[RECORDS SHOWN — start]
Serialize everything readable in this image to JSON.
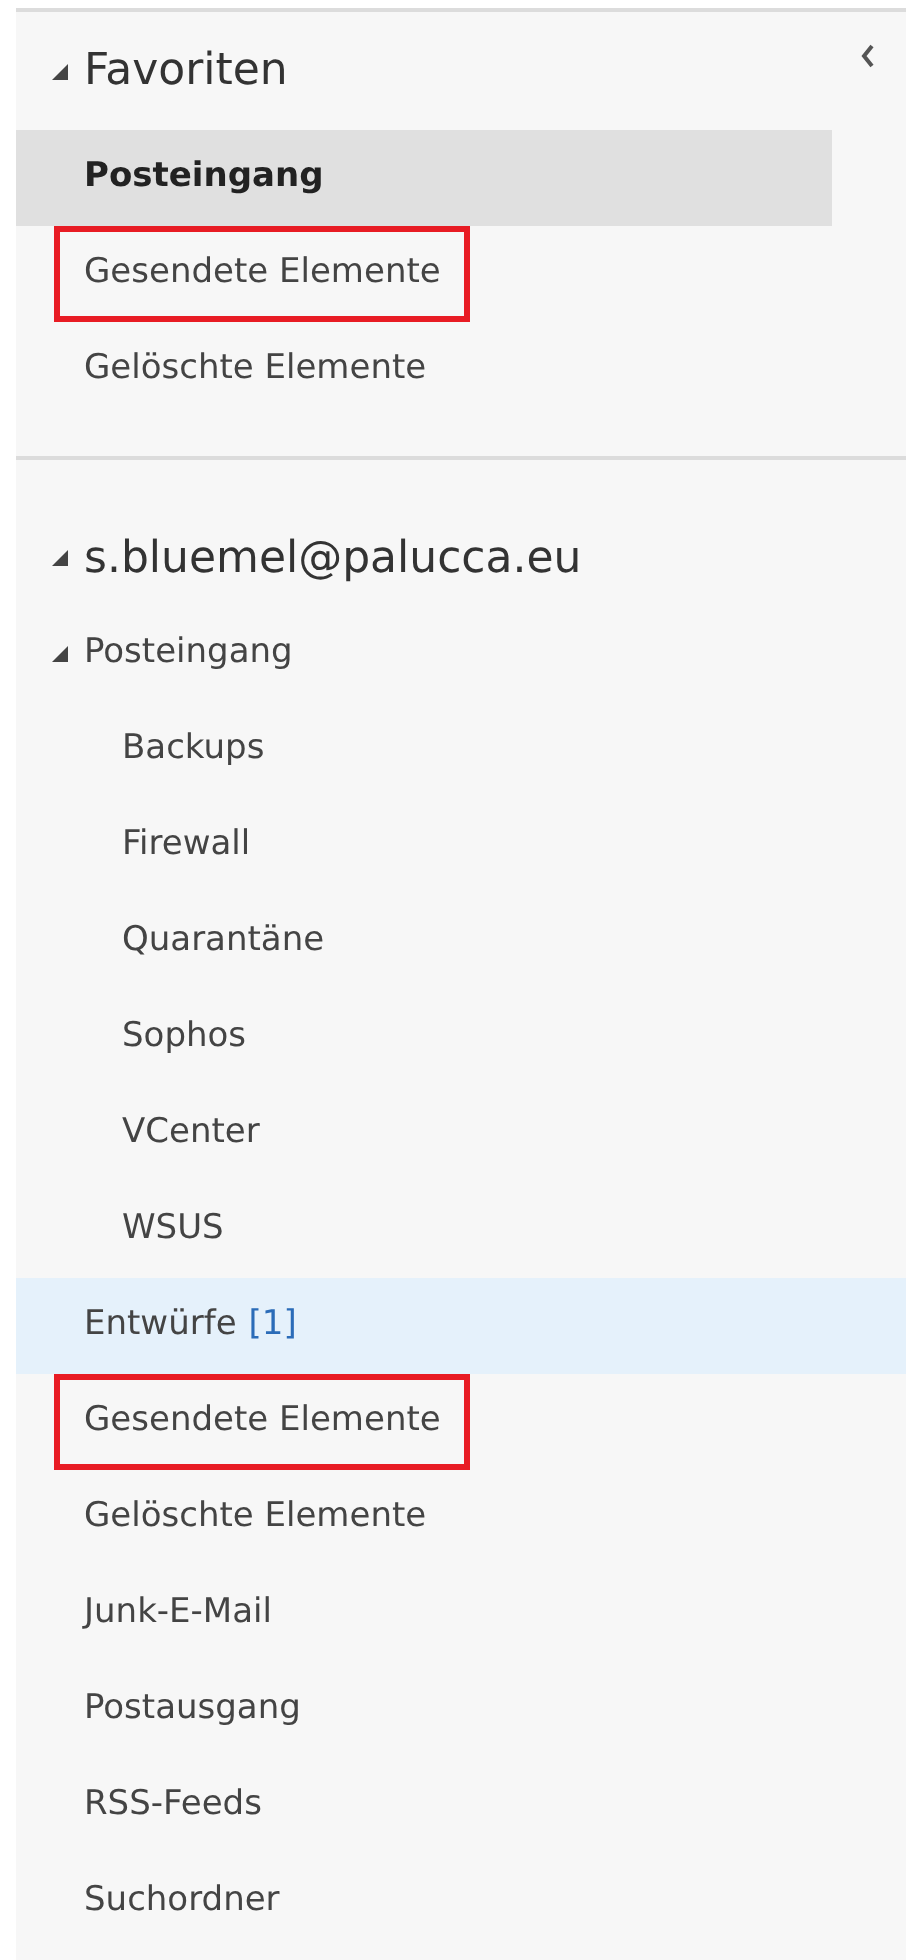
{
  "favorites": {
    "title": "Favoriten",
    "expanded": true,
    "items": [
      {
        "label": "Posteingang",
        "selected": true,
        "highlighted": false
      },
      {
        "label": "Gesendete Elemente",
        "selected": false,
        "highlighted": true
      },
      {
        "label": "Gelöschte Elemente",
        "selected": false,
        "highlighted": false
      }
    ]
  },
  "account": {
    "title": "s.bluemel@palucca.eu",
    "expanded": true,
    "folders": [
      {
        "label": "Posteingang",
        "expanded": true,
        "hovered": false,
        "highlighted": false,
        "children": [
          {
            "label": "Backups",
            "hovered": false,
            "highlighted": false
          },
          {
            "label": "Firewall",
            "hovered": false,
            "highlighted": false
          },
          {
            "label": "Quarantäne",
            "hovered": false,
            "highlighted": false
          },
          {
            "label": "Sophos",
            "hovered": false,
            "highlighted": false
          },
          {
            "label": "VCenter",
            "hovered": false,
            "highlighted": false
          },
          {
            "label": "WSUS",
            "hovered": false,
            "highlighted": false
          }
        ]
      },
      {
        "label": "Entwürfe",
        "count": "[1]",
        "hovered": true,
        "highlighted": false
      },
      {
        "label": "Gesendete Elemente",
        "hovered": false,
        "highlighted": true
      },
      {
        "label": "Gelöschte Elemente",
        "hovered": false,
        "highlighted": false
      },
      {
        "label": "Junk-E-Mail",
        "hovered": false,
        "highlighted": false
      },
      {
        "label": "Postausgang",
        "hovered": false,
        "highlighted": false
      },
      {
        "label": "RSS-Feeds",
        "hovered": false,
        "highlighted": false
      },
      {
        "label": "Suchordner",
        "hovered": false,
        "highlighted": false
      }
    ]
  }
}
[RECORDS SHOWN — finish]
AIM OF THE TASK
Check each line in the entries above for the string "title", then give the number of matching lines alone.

ANSWER SPACE
2